> What is being asked:
For the data below, report only the number of lines containing the string "result".

> Task material:
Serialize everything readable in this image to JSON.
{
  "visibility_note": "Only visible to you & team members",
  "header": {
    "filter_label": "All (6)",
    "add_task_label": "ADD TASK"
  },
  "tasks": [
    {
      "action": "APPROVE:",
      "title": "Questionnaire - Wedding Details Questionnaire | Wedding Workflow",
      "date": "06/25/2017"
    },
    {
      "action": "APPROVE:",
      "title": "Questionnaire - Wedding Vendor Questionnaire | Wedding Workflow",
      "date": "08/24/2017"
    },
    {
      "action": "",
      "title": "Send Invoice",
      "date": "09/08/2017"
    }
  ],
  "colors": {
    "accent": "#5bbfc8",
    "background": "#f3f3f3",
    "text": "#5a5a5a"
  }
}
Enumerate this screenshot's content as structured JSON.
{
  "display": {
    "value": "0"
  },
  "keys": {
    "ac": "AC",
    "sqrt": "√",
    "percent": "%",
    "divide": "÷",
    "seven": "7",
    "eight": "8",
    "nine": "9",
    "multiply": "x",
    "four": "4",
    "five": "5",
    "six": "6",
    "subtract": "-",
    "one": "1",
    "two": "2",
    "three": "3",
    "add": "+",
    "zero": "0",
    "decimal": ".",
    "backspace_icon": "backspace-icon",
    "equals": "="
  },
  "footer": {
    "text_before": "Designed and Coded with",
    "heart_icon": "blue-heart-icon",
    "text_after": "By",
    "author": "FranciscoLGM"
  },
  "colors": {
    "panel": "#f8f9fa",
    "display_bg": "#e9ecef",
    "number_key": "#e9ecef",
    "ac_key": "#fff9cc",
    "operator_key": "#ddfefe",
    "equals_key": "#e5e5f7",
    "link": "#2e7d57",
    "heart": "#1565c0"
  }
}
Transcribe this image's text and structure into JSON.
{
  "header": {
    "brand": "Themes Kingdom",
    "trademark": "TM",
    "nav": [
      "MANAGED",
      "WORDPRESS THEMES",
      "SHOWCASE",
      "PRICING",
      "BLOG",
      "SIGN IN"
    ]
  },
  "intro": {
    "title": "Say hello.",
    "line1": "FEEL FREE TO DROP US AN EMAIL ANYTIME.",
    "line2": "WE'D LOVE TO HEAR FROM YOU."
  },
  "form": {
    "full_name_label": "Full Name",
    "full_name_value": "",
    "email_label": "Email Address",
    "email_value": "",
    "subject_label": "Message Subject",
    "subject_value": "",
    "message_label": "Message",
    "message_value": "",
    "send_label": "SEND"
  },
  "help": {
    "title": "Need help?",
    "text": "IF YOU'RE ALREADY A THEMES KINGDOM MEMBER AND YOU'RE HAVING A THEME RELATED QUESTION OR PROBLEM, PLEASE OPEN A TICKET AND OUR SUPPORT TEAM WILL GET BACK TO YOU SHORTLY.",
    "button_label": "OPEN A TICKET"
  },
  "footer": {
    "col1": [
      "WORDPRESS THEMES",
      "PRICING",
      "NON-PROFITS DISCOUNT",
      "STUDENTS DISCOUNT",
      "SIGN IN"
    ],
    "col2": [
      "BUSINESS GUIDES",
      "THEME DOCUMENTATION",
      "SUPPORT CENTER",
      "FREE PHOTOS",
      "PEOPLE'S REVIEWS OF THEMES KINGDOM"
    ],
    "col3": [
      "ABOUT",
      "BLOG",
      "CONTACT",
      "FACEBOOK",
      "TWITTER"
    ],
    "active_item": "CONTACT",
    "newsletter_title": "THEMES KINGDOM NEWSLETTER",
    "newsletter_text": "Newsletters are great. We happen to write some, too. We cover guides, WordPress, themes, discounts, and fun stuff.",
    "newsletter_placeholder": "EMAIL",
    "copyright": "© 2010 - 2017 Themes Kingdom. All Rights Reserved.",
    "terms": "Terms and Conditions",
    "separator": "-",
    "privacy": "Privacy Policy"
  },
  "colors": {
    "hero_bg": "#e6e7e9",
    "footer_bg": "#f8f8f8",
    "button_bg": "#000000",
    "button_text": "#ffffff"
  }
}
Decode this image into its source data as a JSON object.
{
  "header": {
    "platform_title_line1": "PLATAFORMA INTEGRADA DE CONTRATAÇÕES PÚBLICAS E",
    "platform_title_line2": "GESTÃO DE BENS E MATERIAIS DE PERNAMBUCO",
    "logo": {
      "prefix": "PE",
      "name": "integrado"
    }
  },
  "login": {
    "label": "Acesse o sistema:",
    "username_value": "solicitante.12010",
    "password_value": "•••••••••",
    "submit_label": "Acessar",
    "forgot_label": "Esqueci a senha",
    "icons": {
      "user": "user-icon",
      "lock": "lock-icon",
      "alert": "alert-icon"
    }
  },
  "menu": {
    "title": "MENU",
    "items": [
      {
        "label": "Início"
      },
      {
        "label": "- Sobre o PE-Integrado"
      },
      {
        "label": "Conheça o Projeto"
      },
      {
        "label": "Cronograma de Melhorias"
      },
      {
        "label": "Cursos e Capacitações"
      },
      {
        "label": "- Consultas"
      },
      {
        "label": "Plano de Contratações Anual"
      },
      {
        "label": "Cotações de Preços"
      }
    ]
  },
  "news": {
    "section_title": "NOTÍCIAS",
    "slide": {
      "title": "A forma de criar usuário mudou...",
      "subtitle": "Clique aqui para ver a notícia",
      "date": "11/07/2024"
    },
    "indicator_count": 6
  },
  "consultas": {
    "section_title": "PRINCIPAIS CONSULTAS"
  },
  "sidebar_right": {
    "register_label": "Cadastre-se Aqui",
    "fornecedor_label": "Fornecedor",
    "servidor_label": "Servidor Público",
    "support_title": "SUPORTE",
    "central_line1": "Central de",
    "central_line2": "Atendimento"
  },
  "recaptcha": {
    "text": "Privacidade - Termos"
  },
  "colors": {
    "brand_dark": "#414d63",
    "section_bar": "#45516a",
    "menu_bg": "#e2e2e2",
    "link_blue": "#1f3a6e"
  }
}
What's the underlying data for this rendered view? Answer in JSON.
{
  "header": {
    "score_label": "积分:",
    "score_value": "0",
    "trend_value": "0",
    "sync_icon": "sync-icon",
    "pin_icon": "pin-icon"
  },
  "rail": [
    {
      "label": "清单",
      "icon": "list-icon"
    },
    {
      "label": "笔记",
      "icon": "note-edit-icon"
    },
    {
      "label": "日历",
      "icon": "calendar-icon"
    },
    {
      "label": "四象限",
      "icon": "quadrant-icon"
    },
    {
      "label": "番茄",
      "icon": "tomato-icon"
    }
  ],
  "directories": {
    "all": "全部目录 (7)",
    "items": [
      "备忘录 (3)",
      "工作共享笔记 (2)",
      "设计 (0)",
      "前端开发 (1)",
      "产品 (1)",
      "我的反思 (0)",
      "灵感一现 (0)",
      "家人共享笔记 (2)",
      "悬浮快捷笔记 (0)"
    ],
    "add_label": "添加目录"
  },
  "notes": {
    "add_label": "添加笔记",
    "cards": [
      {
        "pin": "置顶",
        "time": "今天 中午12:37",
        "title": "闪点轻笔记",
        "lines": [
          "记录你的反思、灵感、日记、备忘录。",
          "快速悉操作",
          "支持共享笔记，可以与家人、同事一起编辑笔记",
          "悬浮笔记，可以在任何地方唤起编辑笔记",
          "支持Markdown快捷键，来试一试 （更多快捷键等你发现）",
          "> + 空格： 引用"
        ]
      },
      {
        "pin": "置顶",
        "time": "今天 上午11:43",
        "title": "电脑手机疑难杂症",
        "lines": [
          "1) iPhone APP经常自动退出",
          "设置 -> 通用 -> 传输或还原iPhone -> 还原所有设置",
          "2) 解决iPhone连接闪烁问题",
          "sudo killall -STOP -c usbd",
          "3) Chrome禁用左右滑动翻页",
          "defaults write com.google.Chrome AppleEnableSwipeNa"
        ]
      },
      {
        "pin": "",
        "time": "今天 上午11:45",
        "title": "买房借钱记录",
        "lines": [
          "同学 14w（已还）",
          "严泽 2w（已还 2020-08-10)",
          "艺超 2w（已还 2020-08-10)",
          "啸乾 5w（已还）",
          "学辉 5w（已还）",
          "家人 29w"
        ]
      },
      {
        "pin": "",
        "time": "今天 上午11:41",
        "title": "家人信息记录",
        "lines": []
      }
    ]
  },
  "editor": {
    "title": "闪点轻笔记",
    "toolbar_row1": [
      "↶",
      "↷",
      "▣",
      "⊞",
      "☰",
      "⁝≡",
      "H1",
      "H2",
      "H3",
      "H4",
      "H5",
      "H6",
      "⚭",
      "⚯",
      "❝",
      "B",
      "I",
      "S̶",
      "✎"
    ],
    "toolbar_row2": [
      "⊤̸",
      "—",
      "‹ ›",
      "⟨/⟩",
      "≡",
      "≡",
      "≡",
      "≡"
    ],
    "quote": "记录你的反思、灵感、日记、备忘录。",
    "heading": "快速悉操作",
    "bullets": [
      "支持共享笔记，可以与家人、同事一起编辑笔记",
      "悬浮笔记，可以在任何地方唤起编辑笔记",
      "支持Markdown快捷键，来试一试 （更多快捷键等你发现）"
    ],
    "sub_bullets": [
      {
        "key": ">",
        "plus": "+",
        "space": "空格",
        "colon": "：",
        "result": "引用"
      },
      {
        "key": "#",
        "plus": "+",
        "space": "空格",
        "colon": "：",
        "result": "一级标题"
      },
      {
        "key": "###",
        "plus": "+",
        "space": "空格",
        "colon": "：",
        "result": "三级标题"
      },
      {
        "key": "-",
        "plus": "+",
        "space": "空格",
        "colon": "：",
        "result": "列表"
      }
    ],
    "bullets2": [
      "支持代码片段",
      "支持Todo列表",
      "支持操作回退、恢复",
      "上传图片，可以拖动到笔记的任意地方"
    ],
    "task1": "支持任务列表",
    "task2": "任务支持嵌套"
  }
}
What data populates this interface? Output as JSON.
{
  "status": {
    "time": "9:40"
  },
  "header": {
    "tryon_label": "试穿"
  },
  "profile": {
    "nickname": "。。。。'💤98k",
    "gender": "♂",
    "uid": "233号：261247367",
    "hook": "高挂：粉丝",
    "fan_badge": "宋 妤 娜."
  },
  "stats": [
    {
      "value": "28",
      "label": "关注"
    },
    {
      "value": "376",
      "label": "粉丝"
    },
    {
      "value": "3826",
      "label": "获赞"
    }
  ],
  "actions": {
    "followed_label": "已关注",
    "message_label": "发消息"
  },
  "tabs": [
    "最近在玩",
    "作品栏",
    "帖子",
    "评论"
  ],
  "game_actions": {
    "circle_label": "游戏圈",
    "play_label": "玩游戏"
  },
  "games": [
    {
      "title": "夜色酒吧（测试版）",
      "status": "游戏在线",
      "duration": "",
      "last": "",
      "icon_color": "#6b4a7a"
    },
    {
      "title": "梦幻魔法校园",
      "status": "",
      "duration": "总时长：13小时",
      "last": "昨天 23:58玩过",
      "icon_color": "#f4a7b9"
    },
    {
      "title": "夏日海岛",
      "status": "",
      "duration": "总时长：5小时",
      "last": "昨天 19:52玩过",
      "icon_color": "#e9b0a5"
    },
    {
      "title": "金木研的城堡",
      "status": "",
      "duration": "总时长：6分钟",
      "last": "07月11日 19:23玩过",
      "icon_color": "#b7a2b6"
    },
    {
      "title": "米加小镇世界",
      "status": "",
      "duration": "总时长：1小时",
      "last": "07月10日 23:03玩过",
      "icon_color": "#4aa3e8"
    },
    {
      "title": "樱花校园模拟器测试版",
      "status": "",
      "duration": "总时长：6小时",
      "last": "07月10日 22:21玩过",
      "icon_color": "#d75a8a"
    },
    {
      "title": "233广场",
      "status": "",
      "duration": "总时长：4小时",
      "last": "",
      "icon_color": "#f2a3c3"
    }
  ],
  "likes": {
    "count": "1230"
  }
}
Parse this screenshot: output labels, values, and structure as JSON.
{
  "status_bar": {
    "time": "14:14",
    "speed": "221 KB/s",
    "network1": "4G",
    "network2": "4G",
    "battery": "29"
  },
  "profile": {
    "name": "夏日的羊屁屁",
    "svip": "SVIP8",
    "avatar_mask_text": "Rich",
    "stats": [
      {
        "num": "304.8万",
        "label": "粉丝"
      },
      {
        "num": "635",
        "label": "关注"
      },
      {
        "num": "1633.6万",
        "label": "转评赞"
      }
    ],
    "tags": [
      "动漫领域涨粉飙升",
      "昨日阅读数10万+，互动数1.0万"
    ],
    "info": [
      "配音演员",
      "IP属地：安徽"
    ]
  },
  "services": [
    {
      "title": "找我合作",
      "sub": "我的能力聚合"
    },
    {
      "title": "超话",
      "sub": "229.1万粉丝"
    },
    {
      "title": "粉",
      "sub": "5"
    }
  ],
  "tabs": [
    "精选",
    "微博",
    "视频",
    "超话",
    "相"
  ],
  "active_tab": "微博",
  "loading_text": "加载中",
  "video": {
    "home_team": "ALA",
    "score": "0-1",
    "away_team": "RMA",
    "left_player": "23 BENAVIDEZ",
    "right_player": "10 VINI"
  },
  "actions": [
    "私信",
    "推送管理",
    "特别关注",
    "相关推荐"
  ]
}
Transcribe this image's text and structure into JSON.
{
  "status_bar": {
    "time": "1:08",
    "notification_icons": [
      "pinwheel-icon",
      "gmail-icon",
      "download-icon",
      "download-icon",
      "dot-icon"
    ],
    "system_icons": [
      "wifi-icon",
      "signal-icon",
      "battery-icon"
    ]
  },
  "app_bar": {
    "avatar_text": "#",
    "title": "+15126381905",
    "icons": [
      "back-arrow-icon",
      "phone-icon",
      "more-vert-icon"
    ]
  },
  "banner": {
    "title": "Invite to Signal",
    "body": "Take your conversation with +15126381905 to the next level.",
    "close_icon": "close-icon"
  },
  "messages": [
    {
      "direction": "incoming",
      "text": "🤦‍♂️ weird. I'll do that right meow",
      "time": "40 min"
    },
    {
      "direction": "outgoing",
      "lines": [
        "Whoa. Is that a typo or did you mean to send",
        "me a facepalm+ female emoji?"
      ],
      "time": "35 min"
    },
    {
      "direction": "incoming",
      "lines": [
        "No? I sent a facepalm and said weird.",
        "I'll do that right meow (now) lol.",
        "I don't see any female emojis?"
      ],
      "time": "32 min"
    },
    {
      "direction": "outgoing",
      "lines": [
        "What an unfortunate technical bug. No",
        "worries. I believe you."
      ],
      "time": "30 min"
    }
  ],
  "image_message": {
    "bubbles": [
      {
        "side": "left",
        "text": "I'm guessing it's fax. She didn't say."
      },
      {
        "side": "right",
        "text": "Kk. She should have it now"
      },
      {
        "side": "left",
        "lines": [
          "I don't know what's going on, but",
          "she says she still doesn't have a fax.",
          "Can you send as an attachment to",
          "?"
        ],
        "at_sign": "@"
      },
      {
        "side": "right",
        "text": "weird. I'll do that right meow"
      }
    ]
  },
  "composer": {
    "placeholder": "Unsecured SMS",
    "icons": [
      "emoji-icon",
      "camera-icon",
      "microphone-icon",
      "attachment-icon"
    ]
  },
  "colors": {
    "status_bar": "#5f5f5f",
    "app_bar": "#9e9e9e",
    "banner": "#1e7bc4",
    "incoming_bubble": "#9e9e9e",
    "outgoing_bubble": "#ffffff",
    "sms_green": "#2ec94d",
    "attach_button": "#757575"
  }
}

> Solution:
4